On the Sixth Anniversary of My Brother's Suicide
I made it through most of the morning without crying, but then I decided to send my parents flowers. The florist asking me what I wanted the accompanying message to say eroded my stoic facade. I started crying on the phone, and she admitted to me, "Gosh, you're making me cry, too."
Later on I felt guilty for crying, for still being so heartbroken six years on. It isn't that I have years and years of wonderful memories from the time spent with him. He was, sadly, caught in the cycle of addiction and incarceration that too many people end up in, and so he missed out on most of the births, deaths, graduations, and weddings in my family. Sometimes I wonder if that's what makes it so hard--when I think of his life there is a great deal of sadness and pain, and so it can't serve as a counter to the tragedy of his suicide.
When he killed himself, I hadn't seen him in a decade. The 18-year-old photo above is the last one that we would take together. He refused to come say hello when I was visiting over the holidays in December 2005, and I came back to Los Angeles only a few days before he made the irrevocable decision to put a gun to his head.
Six years on, I still think every day about going to see his body. It is a gruesome image that is forever seared into my memory, and this is what I wrote about it then:
"We stood to the side of the stretcher and Mr. O'Neal, the funeral director pulled the sheet down to uncover the face and neck. I haven't seen my brother since 1996 and there was such a sense of time stopping. I was, in that moment, unaware of anyone else in the room. I found myself focusing on his hair...shorter than I'd ever seen it, slightly graying around the temples. His closed eyes were beginning to sink into their sockets. I could see the back of his head, misshapen now, and all of the huge threads where it had been sewn shut again. I will never forget that. No book I read, no song I listen to, no story I ever write will take away the image of those huge threads."When I wrote that six years ago, I didn't really know how true those words would prove to be. That memory comes to me at the most random times. I'll be in a craft store and I'll see threads that remind me of the threads in his head. Someone tells a story about visiting her brother, and it will come to me. Or sometimes I'll just be sitting in LA traffic, waiting for the car in front of me to move, and there it is...and so I turn up the music a little louder, trying to drown it out.

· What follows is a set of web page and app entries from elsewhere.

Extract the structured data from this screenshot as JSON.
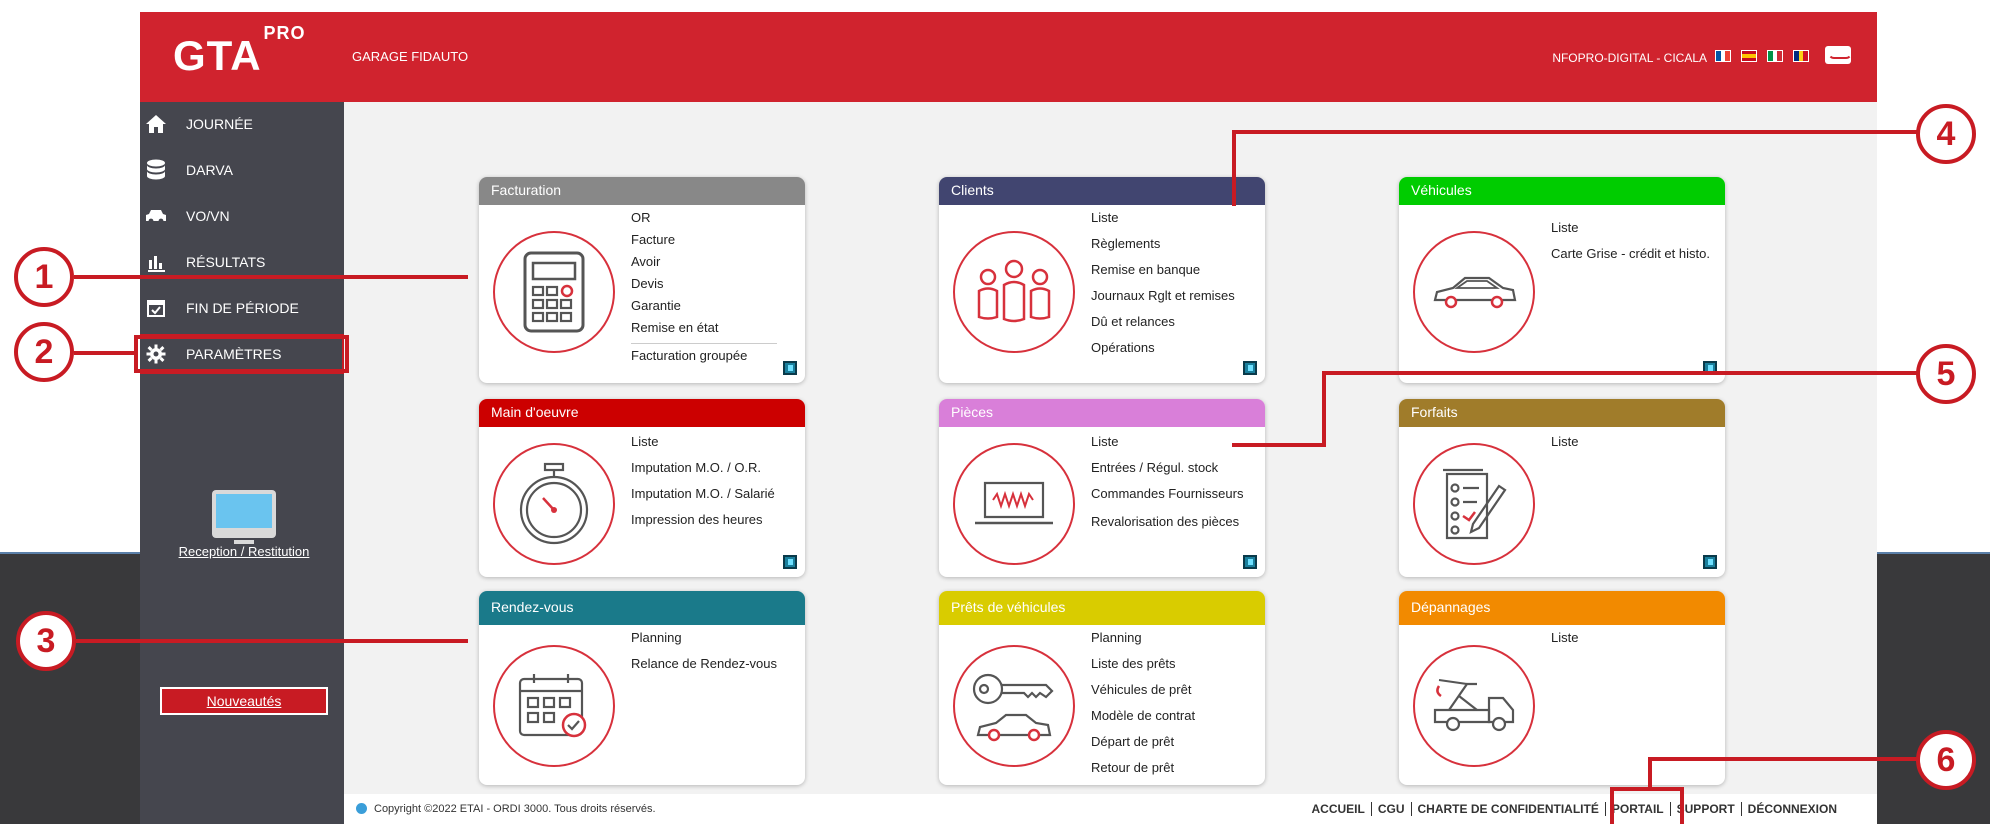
{
  "header": {
    "logo": "GTA",
    "logo_sup": "PRO",
    "garage": "GARAGE FIDAUTO",
    "user": "NFOPRO-DIGITAL - CICALA"
  },
  "sidebar": {
    "items": [
      {
        "label": "JOURNÉE",
        "icon": "home-icon"
      },
      {
        "label": "DARVA",
        "icon": "database-icon"
      },
      {
        "label": "VO/VN",
        "icon": "car-icon"
      },
      {
        "label": "RÉSULTATS",
        "icon": "bar-chart-icon"
      },
      {
        "label": "FIN DE PÉRIODE",
        "icon": "calendar-check-icon"
      },
      {
        "label": "PARAMÈTRES",
        "icon": "gear-icon"
      }
    ],
    "reception": "Reception / Restitution",
    "news": "Nouveautés"
  },
  "cards": {
    "facturation": {
      "title": "Facturation",
      "color": "#888888",
      "links": [
        "OR",
        "Facture",
        "Avoir",
        "Devis",
        "Garantie",
        "Remise en état",
        "Facturation groupée"
      ]
    },
    "clients": {
      "title": "Clients",
      "color": "#414570",
      "links": [
        "Liste",
        "Règlements",
        "Remise en banque",
        "Journaux Rglt et remises",
        "Dû et relances",
        "Opérations"
      ]
    },
    "vehicules": {
      "title": "Véhicules",
      "color": "#00cc00",
      "links": [
        "Liste",
        "Carte Grise - crédit et histo."
      ]
    },
    "main_oeuvre": {
      "title": "Main d'oeuvre",
      "color": "#cc0000",
      "links": [
        "Liste",
        "Imputation M.O. / O.R.",
        "Imputation M.O. / Salarié",
        "Impression des heures"
      ]
    },
    "pieces": {
      "title": "Pièces",
      "color": "#d97fd9",
      "links": [
        "Liste",
        "Entrées / Régul. stock",
        "Commandes Fournisseurs",
        "Revalorisation des pièces"
      ]
    },
    "forfaits": {
      "title": "Forfaits",
      "color": "#a07c2a",
      "links": [
        "Liste"
      ]
    },
    "rendez_vous": {
      "title": "Rendez-vous",
      "color": "#1a7a8a",
      "links": [
        "Planning",
        "Relance de Rendez-vous"
      ]
    },
    "prets": {
      "title": "Prêts de véhicules",
      "color": "#d9cc00",
      "links": [
        "Planning",
        "Liste des prêts",
        "Véhicules de prêt",
        "Modèle de contrat",
        "Départ de prêt",
        "Retour de prêt"
      ]
    },
    "depannages": {
      "title": "Dépannages",
      "color": "#f28a00",
      "links": [
        "Liste"
      ]
    }
  },
  "footer": {
    "copyright": "Copyright ©2022 ETAI - ORDI 3000. Tous droits réservés.",
    "links": [
      "ACCUEIL",
      "CGU",
      "CHARTE DE CONFIDENTIALITÉ",
      "PORTAIL",
      "SUPPORT",
      "DÉCONNEXION"
    ]
  },
  "callouts": [
    "1",
    "2",
    "3",
    "4",
    "5",
    "6"
  ],
  "colors": {
    "brand_red": "#d0232e",
    "sidebar": "#45464e",
    "callout": "#c81b23"
  }
}
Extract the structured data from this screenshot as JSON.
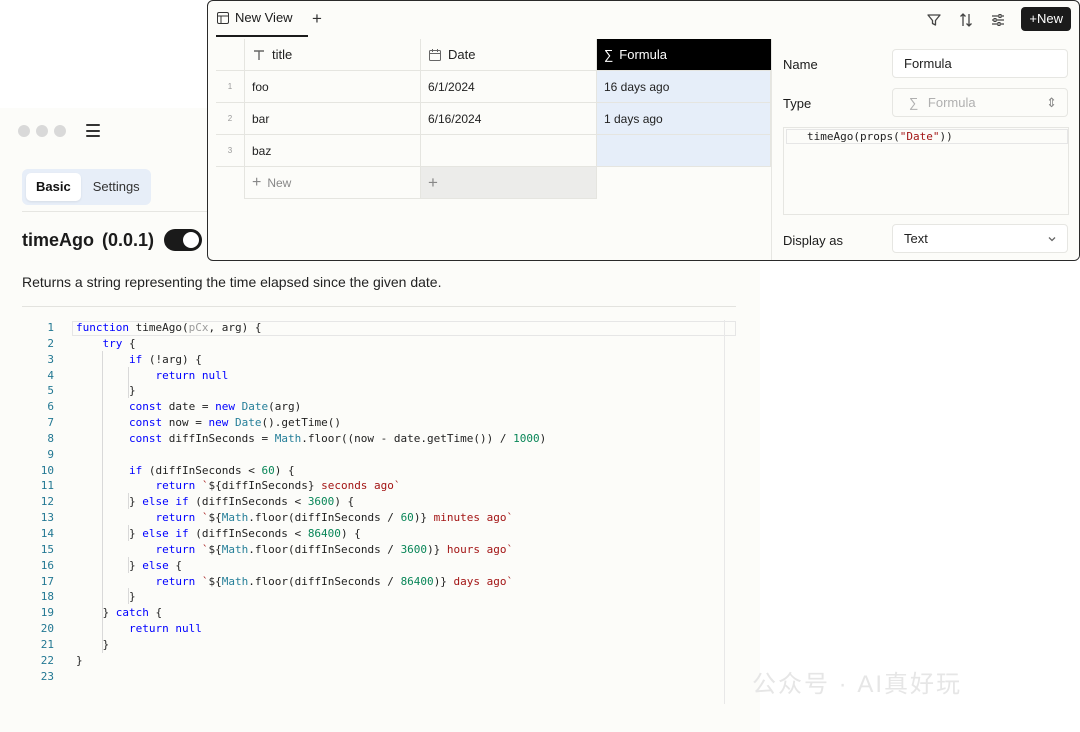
{
  "plugin": {
    "tabs": [
      "Basic",
      "Settings"
    ],
    "function_name": "timeAgo",
    "version": "(0.0.1)",
    "description": "Returns a string representing the time elapsed since the given date."
  },
  "code": [
    {
      "n": "1",
      "html": "<span class=\"kw\">function</span> timeAgo(<span class=\"hint\">pCx</span>, arg) {"
    },
    {
      "n": "2",
      "html": "    <span class=\"kw\">try</span> {"
    },
    {
      "n": "3",
      "html": "        <span class=\"kw\">if</span> (!arg) {"
    },
    {
      "n": "4",
      "html": "            <span class=\"kw\">return</span> <span class=\"kw\">null</span>"
    },
    {
      "n": "5",
      "html": "        }"
    },
    {
      "n": "6",
      "html": "        <span class=\"kw\">const</span> date = <span class=\"kw\">new</span> <span class=\"cls\">Date</span>(arg)"
    },
    {
      "n": "7",
      "html": "        <span class=\"kw\">const</span> now = <span class=\"kw\">new</span> <span class=\"cls\">Date</span>().getTime()"
    },
    {
      "n": "8",
      "html": "        <span class=\"kw\">const</span> diffInSeconds = <span class=\"cls\">Math</span>.floor((now - date.getTime()) / <span class=\"num\">1000</span>)"
    },
    {
      "n": "9",
      "html": ""
    },
    {
      "n": "10",
      "html": "        <span class=\"kw\">if</span> (diffInSeconds &lt; <span class=\"num\">60</span>) {"
    },
    {
      "n": "11",
      "html": "            <span class=\"kw\">return</span> <span class=\"str\">`</span>${diffInSeconds}<span class=\"str\"> seconds ago`</span>"
    },
    {
      "n": "12",
      "html": "        } <span class=\"kw\">else if</span> (diffInSeconds &lt; <span class=\"num\">3600</span>) {"
    },
    {
      "n": "13",
      "html": "            <span class=\"kw\">return</span> <span class=\"str\">`</span>${<span class=\"cls\">Math</span>.floor(diffInSeconds / <span class=\"num\">60</span>)}<span class=\"str\"> minutes ago`</span>"
    },
    {
      "n": "14",
      "html": "        } <span class=\"kw\">else if</span> (diffInSeconds &lt; <span class=\"num\">86400</span>) {"
    },
    {
      "n": "15",
      "html": "            <span class=\"kw\">return</span> <span class=\"str\">`</span>${<span class=\"cls\">Math</span>.floor(diffInSeconds / <span class=\"num\">3600</span>)}<span class=\"str\"> hours ago`</span>"
    },
    {
      "n": "16",
      "html": "        } <span class=\"kw\">else</span> {"
    },
    {
      "n": "17",
      "html": "            <span class=\"kw\">return</span> <span class=\"str\">`</span>${<span class=\"cls\">Math</span>.floor(diffInSeconds / <span class=\"num\">86400</span>)}<span class=\"str\"> days ago`</span>"
    },
    {
      "n": "18",
      "html": "        }"
    },
    {
      "n": "19",
      "html": "    } <span class=\"kw\">catch</span> {"
    },
    {
      "n": "20",
      "html": "        <span class=\"kw\">return</span> <span class=\"kw\">null</span>"
    },
    {
      "n": "21",
      "html": "    }"
    },
    {
      "n": "22",
      "html": "}"
    },
    {
      "n": "23",
      "html": ""
    }
  ],
  "database": {
    "view_tab": "New View",
    "new_button": "New",
    "columns": [
      "title",
      "Date",
      "Formula"
    ],
    "rows": [
      {
        "num": "1",
        "title": "foo",
        "date": "6/1/2024",
        "formula": "16 days ago"
      },
      {
        "num": "2",
        "title": "bar",
        "date": "6/16/2024",
        "formula": "1 days ago"
      },
      {
        "num": "3",
        "title": "baz",
        "date": "",
        "formula": ""
      }
    ],
    "add_row_label": "New"
  },
  "property_panel": {
    "name_label": "Name",
    "name_value": "Formula",
    "type_label": "Type",
    "type_value": "Formula",
    "formula_code_prefix": "timeAgo(props(",
    "formula_code_string": "\"Date\"",
    "formula_code_suffix": "))",
    "display_label": "Display as",
    "display_value": "Text"
  },
  "watermark": "公众号 · AI真好玩",
  "icons": [
    "table-icon",
    "plus-icon",
    "filter-icon",
    "sort-icon",
    "settings-sliders-icon",
    "text-type-icon",
    "calendar-icon",
    "sigma-icon",
    "chevron-up-down-icon",
    "chevron-down-icon",
    "hamburger-menu-icon"
  ]
}
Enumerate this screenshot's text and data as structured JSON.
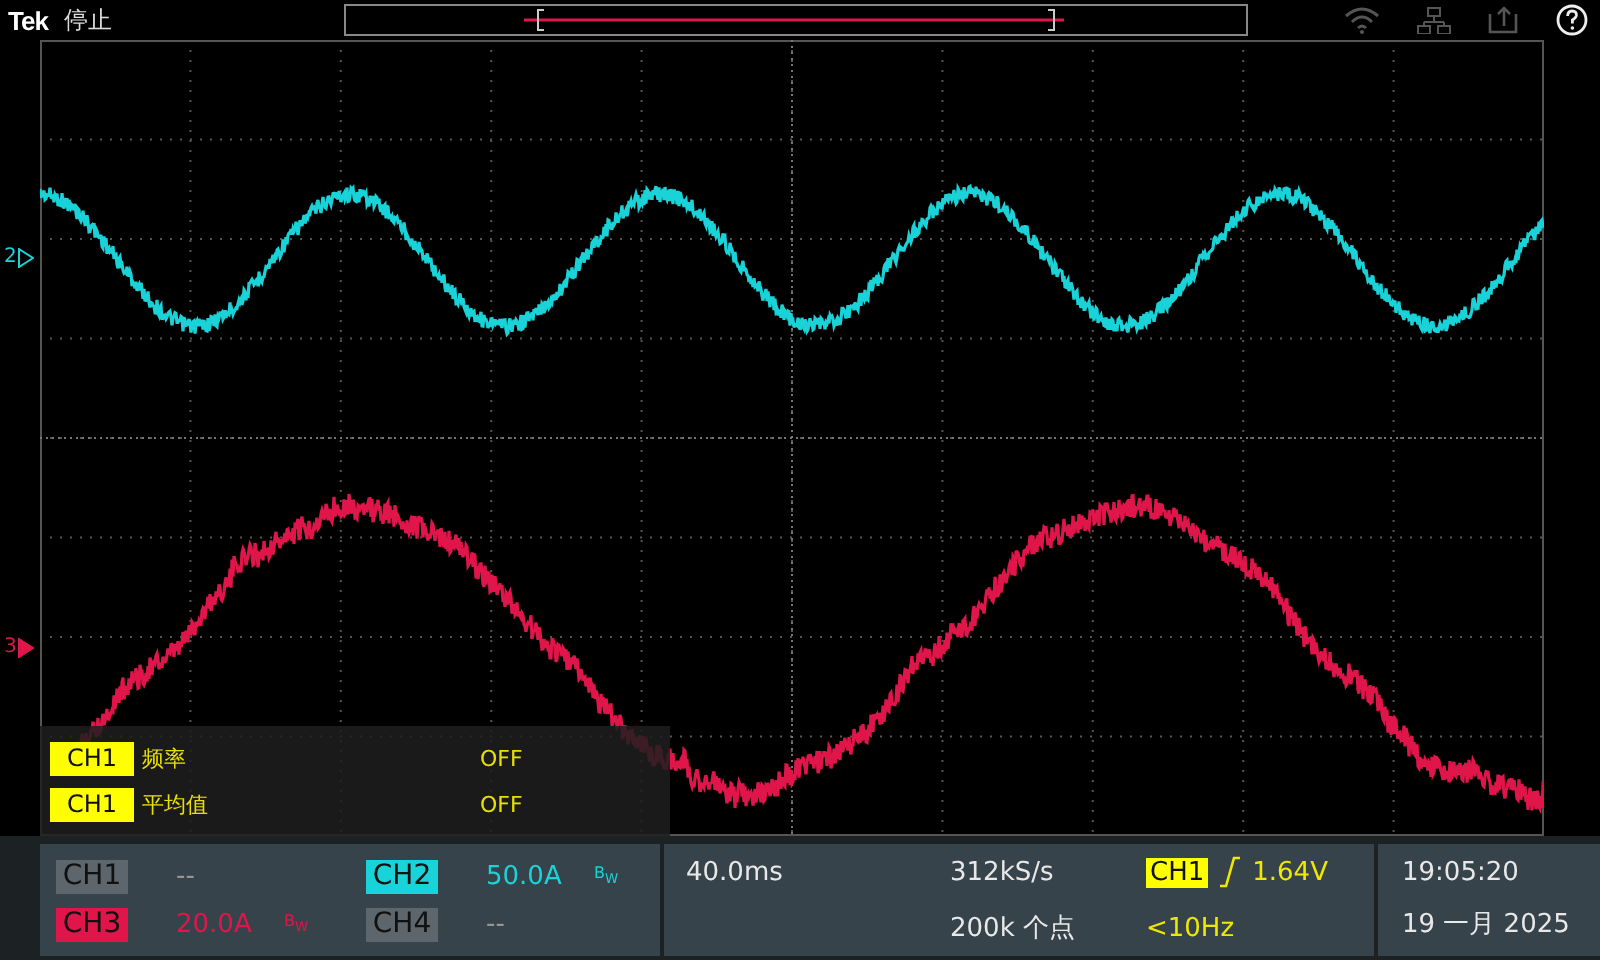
{
  "top_bar": {
    "logo": "Tek",
    "status": "停止"
  },
  "channel_markers": [
    {
      "label": "2",
      "color": "#19d3d9"
    },
    {
      "label": "3",
      "color": "#e0164a"
    }
  ],
  "measurements": [
    {
      "source": "CH1",
      "name": "频率",
      "value": "OFF"
    },
    {
      "source": "CH1",
      "name": "平均值",
      "value": "OFF"
    }
  ],
  "channels": [
    {
      "label": "CH1",
      "on": false,
      "scale": "--"
    },
    {
      "label": "CH2",
      "on": true,
      "color": "#19d3d9",
      "scale": "50.0A",
      "bandwidth_mark": "B$_{W}$"
    },
    {
      "label": "CH3",
      "on": true,
      "color": "#e0164a",
      "scale": "20.0A",
      "bandwidth_mark": "B$_{W}$"
    },
    {
      "label": "CH4",
      "on": false,
      "scale": "--"
    }
  ],
  "acquisition": {
    "time_per_div": "40.0ms",
    "sample_rate": "312kS/s",
    "record_length": "200k 个点"
  },
  "trigger": {
    "source": "CH1",
    "threshold": "1.64V",
    "frequency": "<10Hz"
  },
  "datetime": {
    "time": "19:05:20",
    "date": "19 一月 2025"
  }
}
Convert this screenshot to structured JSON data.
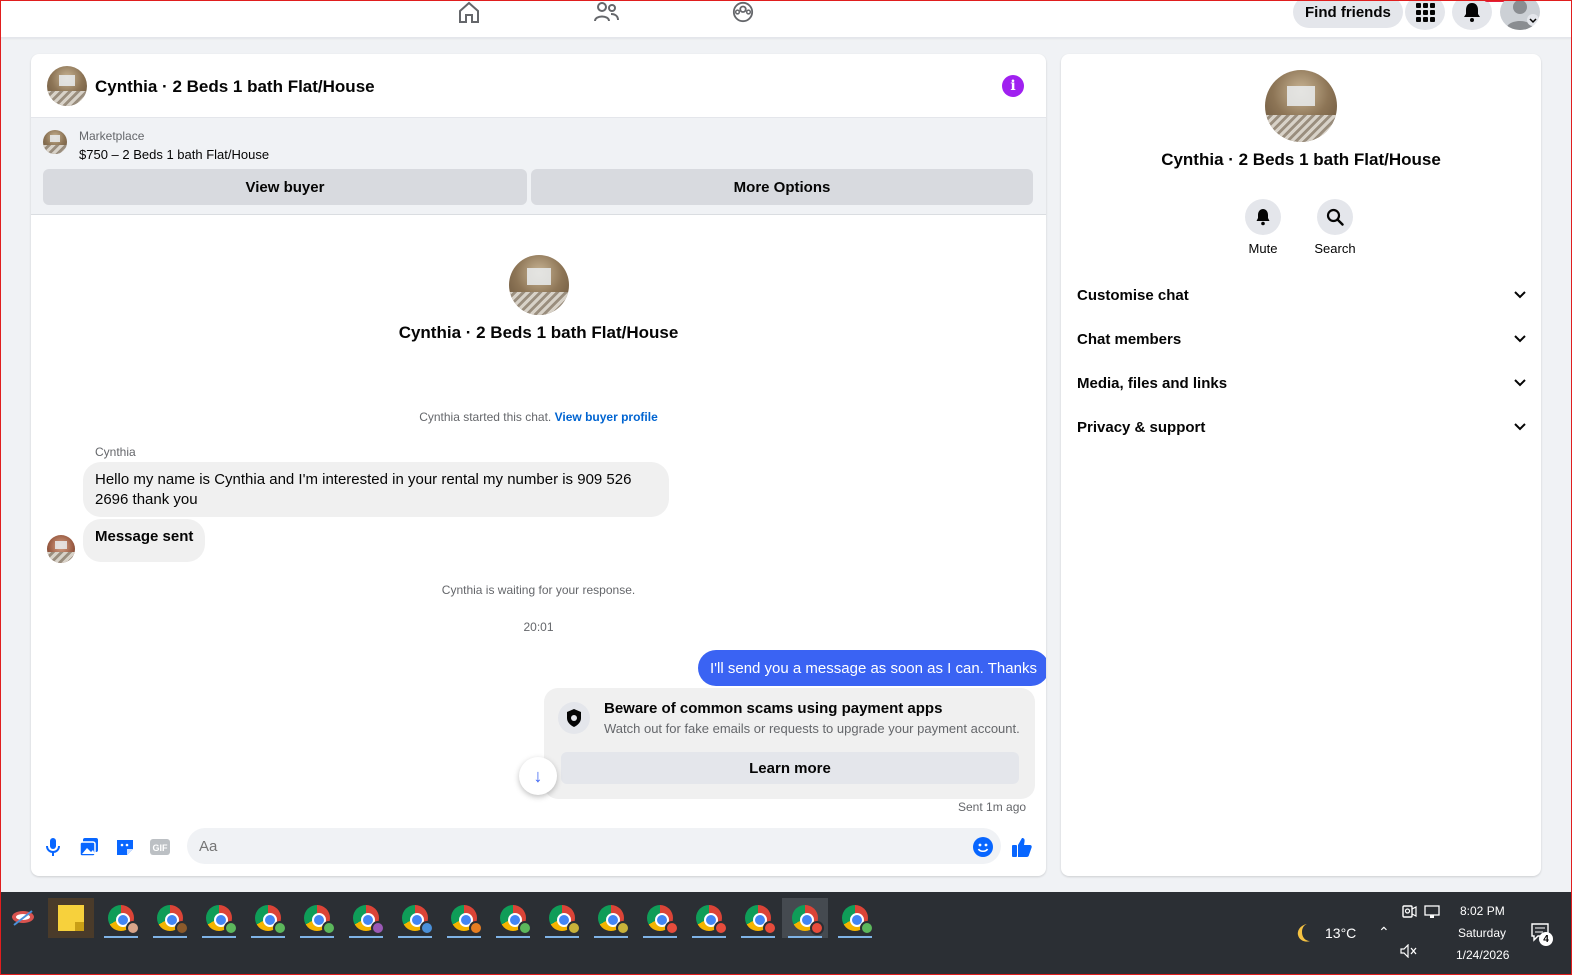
{
  "top_nav": {
    "find_friends_label": "Find friends"
  },
  "chat": {
    "title": "Cynthia · 2 Beds 1 bath Flat/House",
    "marketplace": {
      "label": "Marketplace",
      "listing": "$750 – 2 Beds 1 bath Flat/House",
      "view_buyer_label": "View buyer",
      "more_options_label": "More Options"
    },
    "conversation_title": "Cynthia · 2 Beds 1 bath Flat/House",
    "started_text": "Cynthia started this chat.",
    "view_buyer_profile_label": "View buyer profile",
    "sender_name": "Cynthia",
    "incoming_message": "Hello my name is Cynthia and I'm interested in your rental my number is 909 526 2696 thank you",
    "message_sent_label": "Message sent",
    "waiting_text": "Cynthia is waiting for your response.",
    "timestamp": "20:01",
    "outgoing_message": "I'll send you a message as soon as I can. Thanks",
    "scam_warning": {
      "title": "Beware of common scams using payment apps",
      "subtitle": "Watch out for fake emails or requests to upgrade your payment account.",
      "learn_more_label": "Learn more"
    },
    "sent_status": "Sent 1m ago",
    "composer_placeholder": "Aa"
  },
  "info_panel": {
    "title": "Cynthia · 2 Beds 1 bath Flat/House",
    "mute_label": "Mute",
    "search_label": "Search",
    "sections": [
      "Customise chat",
      "Chat members",
      "Media, files and links",
      "Privacy & support"
    ]
  },
  "taskbar": {
    "temperature": "13°C",
    "time": "8:02 PM",
    "day": "Saturday",
    "date": "1/24/2026",
    "notification_count": "4"
  },
  "colors": {
    "accent": "#0866ff",
    "outgoing_bubble": "#3a63f3",
    "info_icon": "#a020f0"
  }
}
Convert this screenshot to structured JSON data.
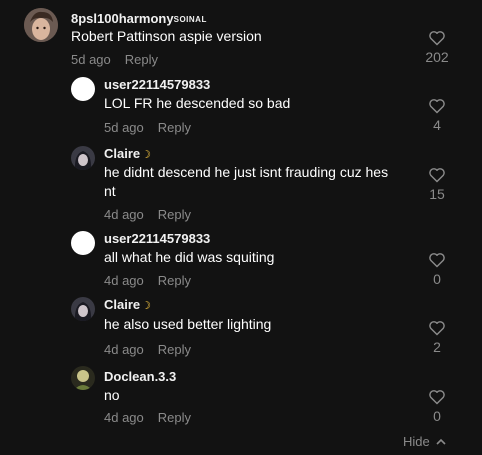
{
  "comments": [
    {
      "username": "8psl100harmony",
      "badge": "SOINAL",
      "text": "Robert Pattinson aspie version",
      "time": "5d ago",
      "reply_label": "Reply",
      "likes": "202"
    }
  ],
  "replies": [
    {
      "username": "user22114579833",
      "text": "LOL FR he descended so bad",
      "time": "5d ago",
      "reply_label": "Reply",
      "likes": "4"
    },
    {
      "username": "Claire",
      "emoji": "moon",
      "text_line1": "he didnt descend he just isnt frauding cuz hes",
      "text_line2": "nt",
      "time": "4d ago",
      "reply_label": "Reply",
      "likes": "15"
    },
    {
      "username": "user22114579833",
      "text": "all what he did was squiting",
      "time": "4d ago",
      "reply_label": "Reply",
      "likes": "0"
    },
    {
      "username": "Claire",
      "emoji": "moon",
      "text": "he also used better lighting",
      "time": "4d ago",
      "reply_label": "Reply",
      "likes": "2"
    },
    {
      "username": "Doclean.3.3",
      "text": "no",
      "time": "4d ago",
      "reply_label": "Reply",
      "likes": "0"
    }
  ],
  "hide_label": "Hide",
  "colors": {
    "background": "#121212",
    "muted": "#8a8a8a",
    "text": "#ffffff",
    "moon": "#f5c542"
  }
}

I know it shocks some people that I am so honest about all this but over the years, I've learned that this is a common tale in modern American life. I know this because too many people have written to me saying that they too lost someone who took his life because they were in such mental, emotional, and spiritual pain that whatever hell might be on the other side must've to be better than continuing to exist in this world.
I don't believe that the soul of someone who commits suicide burns forever. I believe death is just the start of something that we, with our limited focus on the physical and material, can't fully begin to grasp. And now my brother's soul has a fresh start and can continue to grow and develop.
Indeed, when I think about how much my life has changed over the past six years, I wonder how much his has changed, too. I like to pray for him and imagine his hopes and dreams blossoming in ways that I can't even imagine, his spiritual capacity expanded beyond my limited comprehension. When I think of that, that brings some measure of peace. Some sense of acceptance.
But for now, my feelings are raw, and so I will let myself cry for him, and for all that could have been.